When you write out the entries, keep every line exactly as it appears.

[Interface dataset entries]
□ □ □ □
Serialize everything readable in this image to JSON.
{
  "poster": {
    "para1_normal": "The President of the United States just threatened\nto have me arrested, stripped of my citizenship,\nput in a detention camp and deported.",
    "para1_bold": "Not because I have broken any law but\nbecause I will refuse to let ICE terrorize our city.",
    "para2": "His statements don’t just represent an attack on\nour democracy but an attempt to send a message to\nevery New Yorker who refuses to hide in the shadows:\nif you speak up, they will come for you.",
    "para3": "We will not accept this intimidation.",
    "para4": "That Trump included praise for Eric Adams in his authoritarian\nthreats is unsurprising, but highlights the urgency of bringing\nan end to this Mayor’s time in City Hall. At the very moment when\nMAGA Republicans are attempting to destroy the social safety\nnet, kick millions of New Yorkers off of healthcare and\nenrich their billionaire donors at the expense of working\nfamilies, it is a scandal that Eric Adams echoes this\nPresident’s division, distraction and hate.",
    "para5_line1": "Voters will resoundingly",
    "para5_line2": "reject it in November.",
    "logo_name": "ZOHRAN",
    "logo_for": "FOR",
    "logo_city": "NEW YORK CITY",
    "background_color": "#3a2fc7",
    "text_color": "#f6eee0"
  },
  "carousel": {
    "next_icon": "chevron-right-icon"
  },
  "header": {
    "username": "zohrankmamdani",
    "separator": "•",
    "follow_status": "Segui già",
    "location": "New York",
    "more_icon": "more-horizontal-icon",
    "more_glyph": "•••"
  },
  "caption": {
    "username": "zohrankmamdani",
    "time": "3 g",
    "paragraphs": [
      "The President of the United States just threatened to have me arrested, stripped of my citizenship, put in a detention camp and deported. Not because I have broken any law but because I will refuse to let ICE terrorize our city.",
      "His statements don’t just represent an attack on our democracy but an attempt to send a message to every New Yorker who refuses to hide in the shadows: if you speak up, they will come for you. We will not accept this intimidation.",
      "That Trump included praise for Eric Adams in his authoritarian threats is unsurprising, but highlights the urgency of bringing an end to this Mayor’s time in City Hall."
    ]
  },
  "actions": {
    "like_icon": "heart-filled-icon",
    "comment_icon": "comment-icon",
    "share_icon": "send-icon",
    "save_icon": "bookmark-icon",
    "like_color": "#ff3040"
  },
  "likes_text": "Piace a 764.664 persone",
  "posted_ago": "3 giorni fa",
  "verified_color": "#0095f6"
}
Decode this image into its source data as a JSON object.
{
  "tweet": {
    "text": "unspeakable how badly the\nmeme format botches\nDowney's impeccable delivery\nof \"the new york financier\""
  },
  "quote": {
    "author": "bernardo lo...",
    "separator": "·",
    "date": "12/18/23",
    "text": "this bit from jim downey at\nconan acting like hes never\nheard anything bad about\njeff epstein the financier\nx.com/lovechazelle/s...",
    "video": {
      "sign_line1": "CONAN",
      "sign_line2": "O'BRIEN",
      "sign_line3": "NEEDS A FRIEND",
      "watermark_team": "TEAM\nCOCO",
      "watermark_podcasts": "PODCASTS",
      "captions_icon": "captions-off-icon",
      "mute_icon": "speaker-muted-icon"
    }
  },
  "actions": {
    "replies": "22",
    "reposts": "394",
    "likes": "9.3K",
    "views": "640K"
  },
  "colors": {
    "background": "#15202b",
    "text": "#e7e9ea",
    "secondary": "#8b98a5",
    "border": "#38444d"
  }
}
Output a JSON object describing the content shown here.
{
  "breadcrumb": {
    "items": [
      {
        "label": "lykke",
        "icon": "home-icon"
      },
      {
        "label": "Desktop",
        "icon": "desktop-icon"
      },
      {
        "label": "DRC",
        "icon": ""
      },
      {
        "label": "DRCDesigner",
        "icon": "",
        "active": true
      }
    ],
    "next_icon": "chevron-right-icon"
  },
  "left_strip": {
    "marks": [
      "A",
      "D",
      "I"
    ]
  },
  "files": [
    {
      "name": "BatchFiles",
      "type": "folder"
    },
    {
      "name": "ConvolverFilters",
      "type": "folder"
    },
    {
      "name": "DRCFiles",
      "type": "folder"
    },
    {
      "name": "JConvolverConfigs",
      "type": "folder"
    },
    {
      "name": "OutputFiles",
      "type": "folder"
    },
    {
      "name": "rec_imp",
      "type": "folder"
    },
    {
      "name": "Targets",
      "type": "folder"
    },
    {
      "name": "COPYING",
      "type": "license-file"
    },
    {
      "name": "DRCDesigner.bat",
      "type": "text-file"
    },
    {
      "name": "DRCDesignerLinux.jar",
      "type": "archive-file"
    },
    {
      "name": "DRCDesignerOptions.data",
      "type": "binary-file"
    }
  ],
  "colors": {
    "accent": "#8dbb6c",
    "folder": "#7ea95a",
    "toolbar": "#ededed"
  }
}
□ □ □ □
> **Response**:
Serialize everything readable in this image to JSON.
{
  "poster": {
    "para1_normal": "The President of the United States just threatened\nto have me arrested, stripped of my citizenship,\nput in a detention camp and deported.",
    "para1_bold": "Not because I have broken any law but\nbecause I will refuse to let ICE terrorize our city.",
    "para2": "His statements don’t just represent an attack on\nour democracy but an attempt to send a message to\nevery New Yorker who refuses to hide in the shadows:\nif you speak up, they will come for you.",
    "para3": "We will not accept this intimidation.",
    "para4": "That Trump included praise for Eric Adams in his authoritarian\nthreats is unsurprising, but highlights the urgency of bringing\nan end to this Mayor’s time in City Hall. At the very moment when\nMAGA Republicans are attempting to destroy the social safety\nnet, kick millions of New Yorkers off of healthcare and\nenrich their billionaire donors at the expense of working\nfamilies, it is a scandal that Eric Adams echoes this\nPresident’s division, distraction and hate.",
    "para5_line1": "Voters will resoundingly",
    "para5_line2": "reject it in November.",
    "logo_name": "ZOHRAN",
    "logo_for": "FOR",
    "logo_city": "NEW YORK CITY",
    "background_color": "#3a2fc7",
    "text_color": "#f6eee0"
  },
  "carousel": {
    "next_icon": "chevron-right-icon"
  },
  "header": {
    "username": "zohrankmamdani",
    "separator": "•",
    "follow_status": "Segui già",
    "location": "New York",
    "more_icon": "more-horizontal-icon",
    "more_glyph": "•••"
  },
  "caption": {
    "username": "zohrankmamdani",
    "time": "3 g",
    "paragraphs": [
      "The President of the United States just threatened to have me arrested, stripped of my citizenship, put in a detention camp and deported. Not because I have broken any law but because I will refuse to let ICE terrorize our city.",
      "His statements don’t just represent an attack on our democracy but an attempt to send a message to every New Yorker who refuses to hide in the shadows: if you speak up, they will come for you. We will not accept this intimidation.",
      "That Trump included praise for Eric Adams in his authoritarian threats is unsurprising, but highlights the urgency of bringing an end to this Mayor’s time in City Hall."
    ]
  },
  "actions": {
    "like_icon": "heart-filled-icon",
    "comment_icon": "comment-icon",
    "share_icon": "send-icon",
    "save_icon": "bookmark-icon",
    "like_color": "#ff3040"
  },
  "likes_text": "Piace a 764.664 persone",
  "posted_ago": "3 giorni fa",
  "verified_color": "#0095f6"
}
Decode this image into its source data as a JSON object.
{
  "tweet": {
    "text": "unspeakable how badly the\nmeme format botches\nDowney's impeccable delivery\nof \"the new york financier\""
  },
  "quote": {
    "author": "bernardo lo...",
    "separator": "·",
    "date": "12/18/23",
    "text": "this bit from jim downey at\nconan acting like hes never\nheard anything bad about\njeff epstein the financier\nx.com/lovechazelle/s...",
    "video": {
      "sign_line1": "CONAN",
      "sign_line2": "O'BRIEN",
      "sign_line3": "NEEDS A FRIEND",
      "watermark_team": "TEAM\nCOCO",
      "watermark_podcasts": "PODCASTS",
      "captions_icon": "captions-off-icon",
      "mute_icon": "speaker-muted-icon"
    }
  },
  "actions": {
    "replies": "22",
    "reposts": "394",
    "likes": "9.3K",
    "views": "640K"
  },
  "colors": {
    "background": "#15202b",
    "text": "#e7e9ea",
    "secondary": "#8b98a5",
    "border": "#38444d"
  }
}
Output a JSON object describing the content shown here.
{
  "breadcrumb": {
    "items": [
      {
        "label": "lykke",
        "icon": "home-icon"
      },
      {
        "label": "Desktop",
        "icon": "desktop-icon"
      },
      {
        "label": "DRC",
        "icon": ""
      },
      {
        "label": "DRCDesigner",
        "icon": "",
        "active": true
      }
    ],
    "next_icon": "chevron-right-icon"
  },
  "left_strip": {
    "marks": [
      "A",
      "D",
      "I"
    ]
  },
  "files": [
    {
      "name": "BatchFiles",
      "type": "folder"
    },
    {
      "name": "ConvolverFilters",
      "type": "folder"
    },
    {
      "name": "DRCFiles",
      "type": "folder"
    },
    {
      "name": "JConvolverConfigs",
      "type": "folder"
    },
    {
      "name": "OutputFiles",
      "type": "folder"
    },
    {
      "name": "rec_imp",
      "type": "folder"
    },
    {
      "name": "Targets",
      "type": "folder"
    },
    {
      "name": "COPYING",
      "type": "license-file"
    },
    {
      "name": "DRCDesigner.bat",
      "type": "text-file"
    },
    {
      "name": "DRCDesignerLinux.jar",
      "type": "archive-file"
    },
    {
      "name": "DRCDesignerOptions.data",
      "type": "binary-file"
    }
  ],
  "colors": {
    "accent": "#8dbb6c",
    "folder": "#7ea95a",
    "toolbar": "#ededed"
  }
}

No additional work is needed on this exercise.